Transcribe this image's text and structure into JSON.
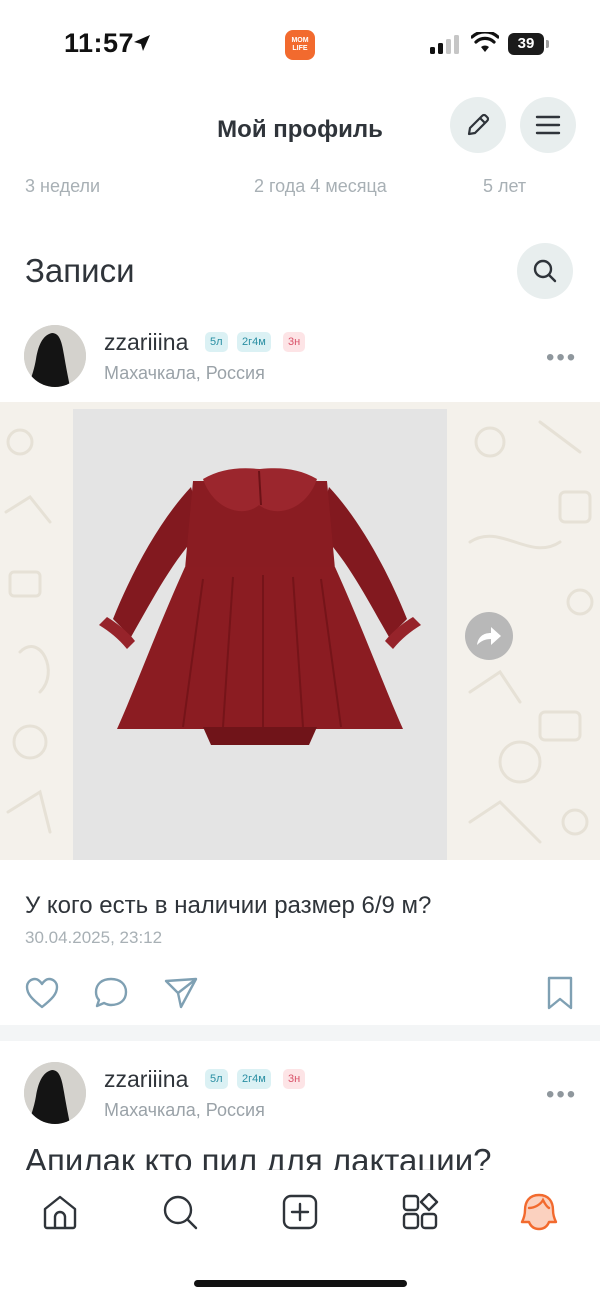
{
  "status_bar": {
    "time": "11:57",
    "app_badge": "MOM LIFE",
    "battery": "39"
  },
  "header": {
    "title": "Мой профиль"
  },
  "ages": [
    "3 недели",
    "2 года 4 месяца",
    "5 лет"
  ],
  "section": {
    "title": "Записи"
  },
  "posts": [
    {
      "username": "zzariiina",
      "badges": [
        "5л",
        "2г4м",
        "3н"
      ],
      "location": "Махачкала, Россия",
      "text": "У кого есть в наличии размер 6/9 м?",
      "date": "30.04.2025, 23:12"
    },
    {
      "username": "zzariiina",
      "badges": [
        "5л",
        "2г4м",
        "3н"
      ],
      "location": "Махачкала, Россия",
      "text": "Апилак кто пил для лактации?"
    }
  ],
  "more_symbol": "•••",
  "colors": {
    "accent": "#f26a2e",
    "badge_teal": "#2a8fa3",
    "badge_pink": "#d9536a",
    "dress": "#8b1c22"
  },
  "bottom_nav": {
    "items": [
      "home-icon",
      "search-icon",
      "add-icon",
      "catalog-icon",
      "profile-icon"
    ],
    "active": "profile-icon"
  }
}
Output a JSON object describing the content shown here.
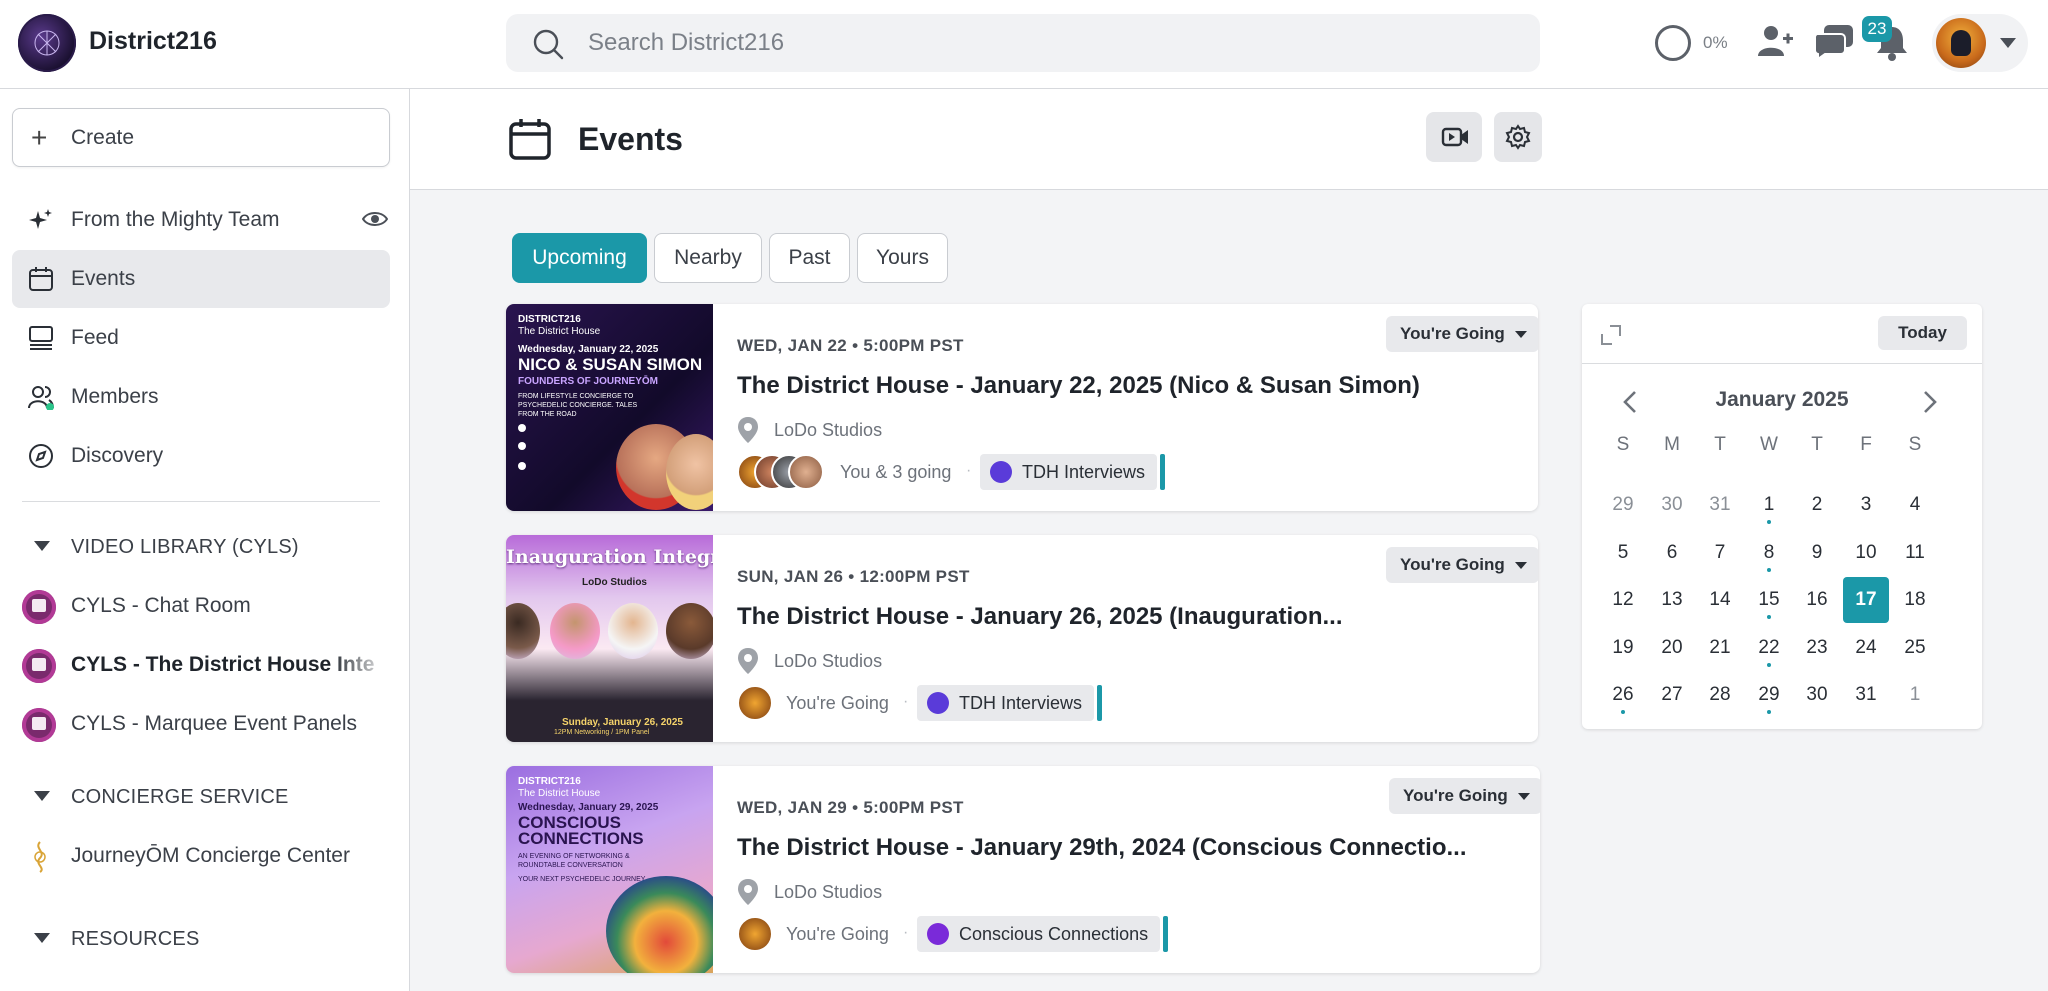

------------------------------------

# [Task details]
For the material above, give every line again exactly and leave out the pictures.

# [Answer box]
Transcribe this image's text and structure into JSON.
{
  "status_bar": {
    "time": "11:57",
    "app_badge": "MOM LIFE",
    "battery": "39"
  },
  "header": {
    "title": "Мой профиль"
  },
  "ages": [
    "3 недели",
    "2 года 4 месяца",
    "5 лет"
  ],
  "section": {
    "title": "Записи"
  },
  "posts": [
    {
      "username": "zzariiina",
      "badges": [
        "5л",
        "2г4м",
        "3н"
      ],
      "location": "Махачкала, Россия",
      "text": "У кого есть в наличии размер 6/9 м?",
      "date": "30.04.2025, 23:12"
    },
    {
      "username": "zzariiina",
      "badges": [
        "5л",
        "2г4м",
        "3н"
      ],
      "location": "Махачкала, Россия",
      "text": "Апилак кто пил для лактации?"
    }
  ],
  "more_symbol": "•••",
  "colors": {
    "accent": "#f26a2e",
    "badge_teal": "#2a8fa3",
    "badge_pink": "#d9536a",
    "dress": "#8b1c22"
  },
  "bottom_nav": {
    "items": [
      "home-icon",
      "search-icon",
      "add-icon",
      "catalog-icon",
      "profile-icon"
    ],
    "active": "profile-icon"
  }
}
Output a JSON object describing the content shown here.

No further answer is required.